Feds forsake salmon recovery?again
Commentary by STEPHEN M. PAULEY
Stephen M. Pauley, M.D., a Sun Valley resident, is a former member of the board of directors for Idaho Rivers United.
It's deja vu all over again. The federal government's response to come up with a better salmon recovery plan than the one they proposed in 2000 has come full circle.
NOAA Fisheries' response last week to U.S. District Court Judge James A Redden's mandated revised 2000 Biological Opinion regresses salmon recovery right back to the 1994 BiOp, which, by the way, prompted a 1995 lawsuit by environmental groups that resulted in the 1994 revised 2000 BiOp. Both the 1994 and 2000 BiOps were found by the courts to not adequately protect the 15 stocks of endangered native Columbia-Snake River salmon.
Well heck, now NOAA Fisheries (previously called National Marine Fisheries or NMFS) said let's do it the same way a third time! Citing a few good years of salmon runs (mostly due to colder ocean conditions in the Pacific), the feds want us to believe that all their fish recovery measures are working and the four lower Snake dams pose "no jeopardy" to salmon runs.
In addition, the feds now want to postpone the announcement of the final 2000 BiOp revision until after the November elections, exactly as Clinton-Gore did in 1999, in order to win Washington?s and Oregon's electoral votes. The BiOp revision was due in May of 2004, and Judge Redden agreed to the August postponement.

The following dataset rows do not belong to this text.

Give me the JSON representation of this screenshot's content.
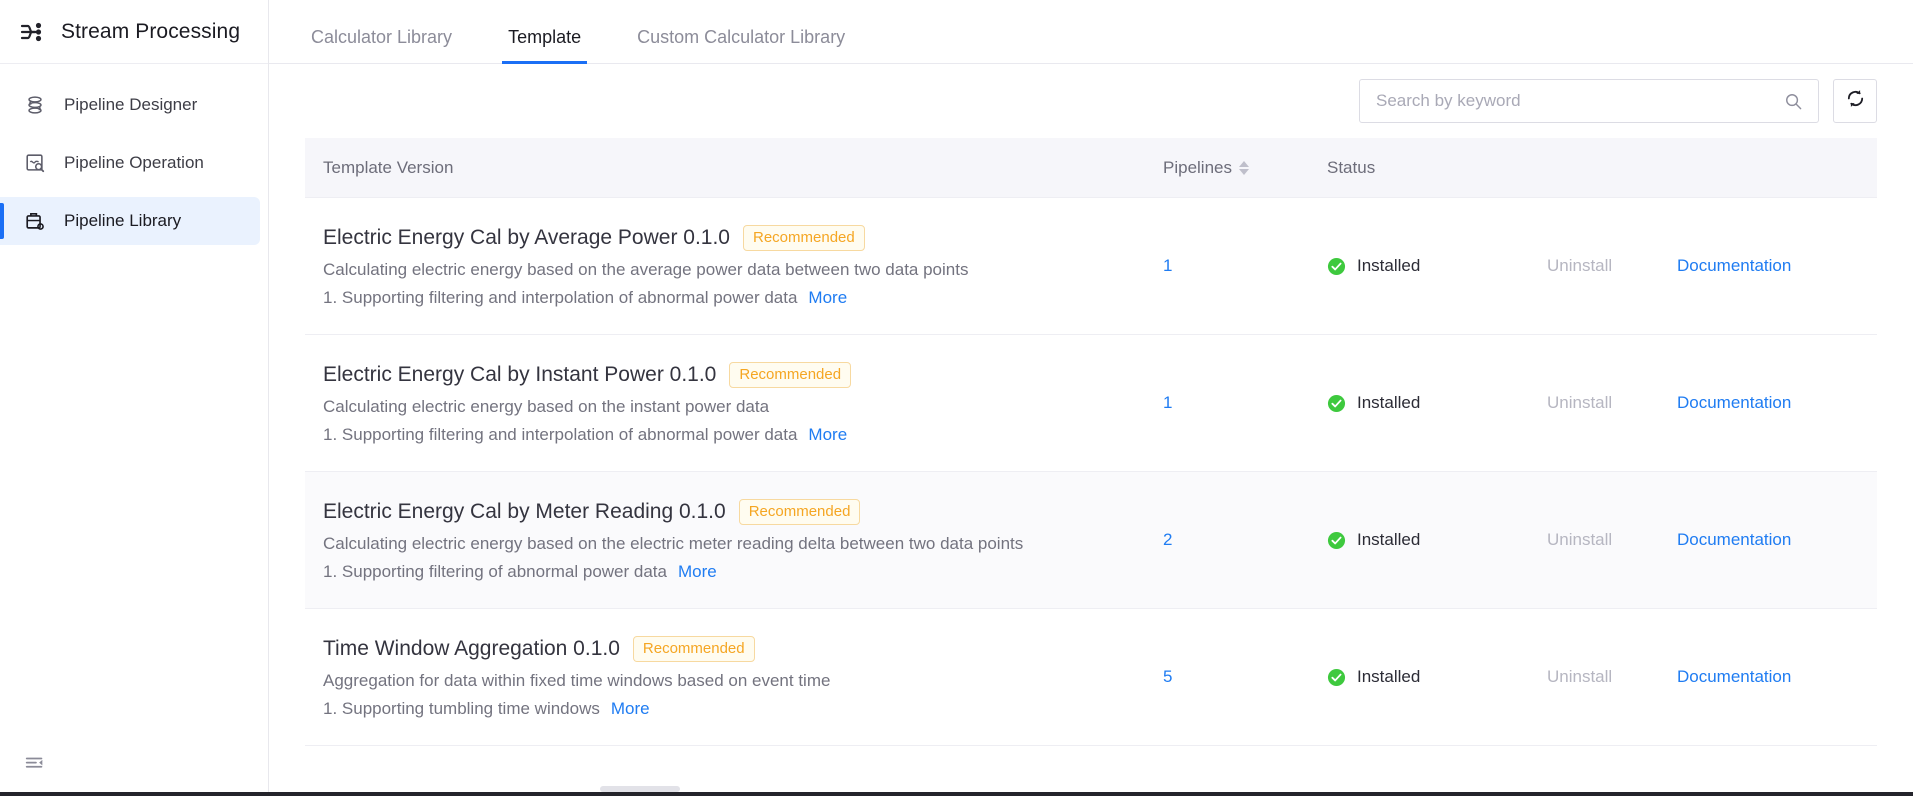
{
  "sidebar": {
    "brand": {
      "icon": "stream-processing-icon",
      "title": "Stream Processing"
    },
    "items": [
      {
        "icon": "pipeline-designer-icon",
        "label": "Pipeline Designer",
        "active": false
      },
      {
        "icon": "pipeline-operation-icon",
        "label": "Pipeline Operation",
        "active": false
      },
      {
        "icon": "pipeline-library-icon",
        "label": "Pipeline Library",
        "active": true
      }
    ],
    "collapse_icon": "menu-fold-icon"
  },
  "tabs": [
    {
      "label": "Calculator Library",
      "active": false
    },
    {
      "label": "Template",
      "active": true
    },
    {
      "label": "Custom Calculator Library",
      "active": false
    }
  ],
  "toolbar": {
    "search": {
      "value": "",
      "placeholder": "Search by keyword",
      "icon": "search-icon"
    },
    "refresh": {
      "icon": "refresh-icon",
      "label": ""
    }
  },
  "table": {
    "headers": {
      "name": "Template Version",
      "pipelines": "Pipelines",
      "status": "Status",
      "sort_icon": "sort-arrows-icon"
    },
    "rows": [
      {
        "title": "Electric Energy Cal by Average Power 0.1.0",
        "badge": "Recommended",
        "description": "Calculating electric energy based on the average power data between two data points",
        "feature": "1. Supporting filtering and interpolation of abnormal power data",
        "more": "More",
        "pipelines": "1",
        "status": "Installed",
        "status_icon": "check-circle-icon",
        "uninstall": "Uninstall",
        "documentation": "Documentation"
      },
      {
        "title": "Electric Energy Cal by Instant Power 0.1.0",
        "badge": "Recommended",
        "description": "Calculating electric energy based on the instant power data",
        "feature": "1. Supporting filtering and interpolation of abnormal power data",
        "more": "More",
        "pipelines": "1",
        "status": "Installed",
        "status_icon": "check-circle-icon",
        "uninstall": "Uninstall",
        "documentation": "Documentation"
      },
      {
        "title": "Electric Energy Cal by Meter Reading 0.1.0",
        "badge": "Recommended",
        "description": "Calculating electric energy based on the electric meter reading delta between two data points",
        "feature": "1. Supporting filtering of abnormal power data",
        "more": "More",
        "pipelines": "2",
        "status": "Installed",
        "status_icon": "check-circle-icon",
        "uninstall": "Uninstall",
        "documentation": "Documentation"
      },
      {
        "title": "Time Window Aggregation 0.1.0",
        "badge": "Recommended",
        "description": "Aggregation for data within fixed time windows based on event time",
        "feature": "1. Supporting tumbling time windows",
        "more": "More",
        "pipelines": "5",
        "status": "Installed",
        "status_icon": "check-circle-icon",
        "uninstall": "Uninstall",
        "documentation": "Documentation"
      }
    ]
  },
  "colors": {
    "accent": "#1b6ff5",
    "link": "#1f7cf2",
    "badge_text": "#f5a623",
    "badge_bg": "#fffcf0",
    "badge_border": "#f7d9a0",
    "status_ok": "#3ec93e",
    "active_nav_bg": "#eaf2fe",
    "header_bg": "#f6f6fa",
    "zebra_bg": "#fafafc"
  }
}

The preliminary 2000 BiOp revision release says the feds are once again going to propose dam technofixes to the four lower Snake River dams as the way to go rather than consider dam removal. Their latest dam technofix proposal is the installation of "removable spillway weirs," which they contend let the smolts pass through the dams more easily (www.salmonrecovery.gov).
Their goals are to avoid spilling water over the dams that helps smolts pass downriver in a more natural way, and they want to take dam breaching permanently off the table as a solution for salmon recovery. They consider spilled water as lost hydropower dollars for the Bonneville Power Administration, and BPA is in financial trouble after the 2000 energy crises and its big debt owed on the failed WPPS nuclear project in Washington. But the Army Corps of Engineers, operators of the dams, will continue to barge smolts downriver through the dams' locks, an admission that their weir technofix is not the end-all solution. Barging smolts to the estuary has been a 24-year failure in salmon recovery.
Once again, the government has forsaken salmon recovery in the name of keeping BPA's hydropower output and revenues secure--this despite the Northwest Power Act, which mandates that power needs and fish needs receive equal consideration, and the Endangered Species Act. It will be up to Judge Redden to tell NOAA Fisheries once again that this BiOp won't fly.
Bush's "Salmon recovery" = defy the courts, delay, postpone, study to death, repeat the same mistakes, give preference to hydropower over fish passage, play election year politics, and ignore the over 200 fisheries biologists who say dam removal is the only sure way to recover endangered native (not hatchery) salmon.
Don't forget the Rand Corp. 2002 report that said four lower Snake dam removals would add 15,000 jobs to the northwest and not harm the economy of the Northwest. Power lost from dam removal (total power of the four Snake dams average 1200 MW) would be replaced through conservation efforts and one or two combined cycle gas turbine plants. Rand stressed that hydropower in drought years is unreliable and should not be a long-term solution for Northwest power needs (www.wildsalmon.org/about/RANDreview.cfm).
Typically, just as they did in the "downwind" nuclear cancer issue, Idaho's congressional delegation (Sens. Larry Craig and Crapo, and Reps. Mike Simpson and Butch Otter) and Gov. Dirk Kempthorne have remained absolutely silent. This despite the fact that wherever salmon fishing has been allowed on the Salmon River, millions of dollars have poured into Idaho's local economy. They wouldn't buck the Department of Energy at the Idaho National Engineering and Environmental Laboratory, and they won't buck BPA.